Whistleblower Seeks Release of Documents that Demonstrated Contracting Fraud during the War in Iraq
Washington, D.C. July 28, 2014. Today, Mr. Harry Barko, a whistleblower who alleged that defense contractor KBR had engaged in widespread fraud during the War in Iraq, requested the full U.S. Court of Appeals for the District of Columbia Circuit to review a major court ruling that impacts the integrity of corporate compliance programs nation-wide.
In the case, In re: Kellogg Brown & Root, Inc., et al, a three-judge panel of the Court ruled that corporations could keep internal corporate compliance records secret under the attorney-client privilege, even though the documents demonstrated widespread defense contracting fraud.
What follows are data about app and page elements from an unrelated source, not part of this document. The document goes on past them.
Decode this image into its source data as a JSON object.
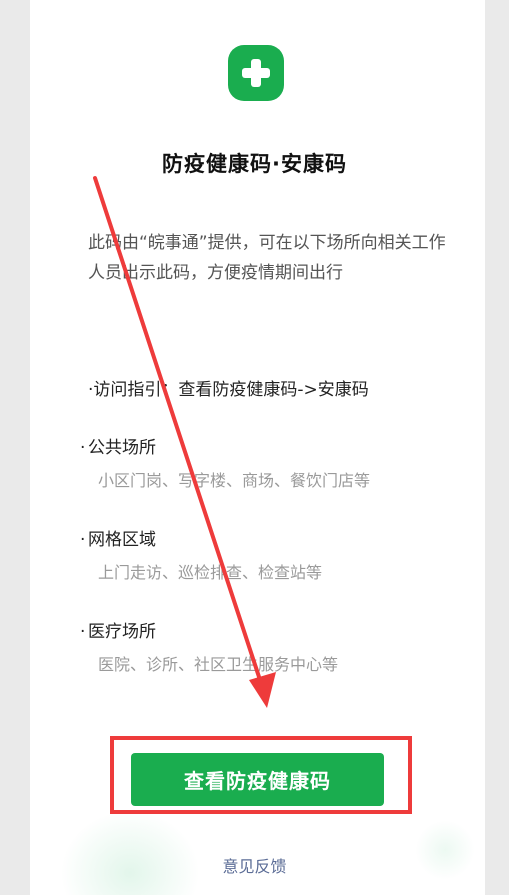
{
  "header": {
    "title": "防疫健康码·安康码"
  },
  "description": "此码由“皖事通”提供，可在以下场所向相关工作人员出示此码，方便疫情期间出行",
  "guide": "·访问指引：查看防疫健康码->安康码",
  "sections": [
    {
      "title": "公共场所",
      "subtitle": "小区门岗、写字楼、商场、餐饮门店等"
    },
    {
      "title": "网格区域",
      "subtitle": "上门走访、巡检排查、检查站等"
    },
    {
      "title": "医疗场所",
      "subtitle": "医院、诊所、社区卫生服务中心等"
    }
  ],
  "bullet": "·",
  "actions": {
    "primary_label": "查看防疫健康码",
    "feedback_label": "意见反馈"
  },
  "colors": {
    "brand_green": "#1aad4f",
    "annotation_red": "#ee3b3b",
    "link_blue": "#5b6c96"
  },
  "icons": {
    "logo": "medical-cross-icon",
    "annotation": "red-arrow-annotation"
  }
}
The documents in question contained direct evidence of bid-rigging, conflicts of interest, and overcharging the U.S. Government by KBR during the Iraq War.
A federal district court judge had ordered the release of the documents finding that the compliance documents were business records and they were not created to obtain legal advice, but the three-judge panel of the appeals court reversed, significantly expanding the ability of corporations to conceal internal compliance documents.
“If the Court’s initial ruling is sustained, companies will be able to use compliance investigations to hide fraud and discredit whistleblowers,” stated Stephen M. Kohn, the KKC Partner and one of the attorneys for the whistleblower who had requested that the documents be released.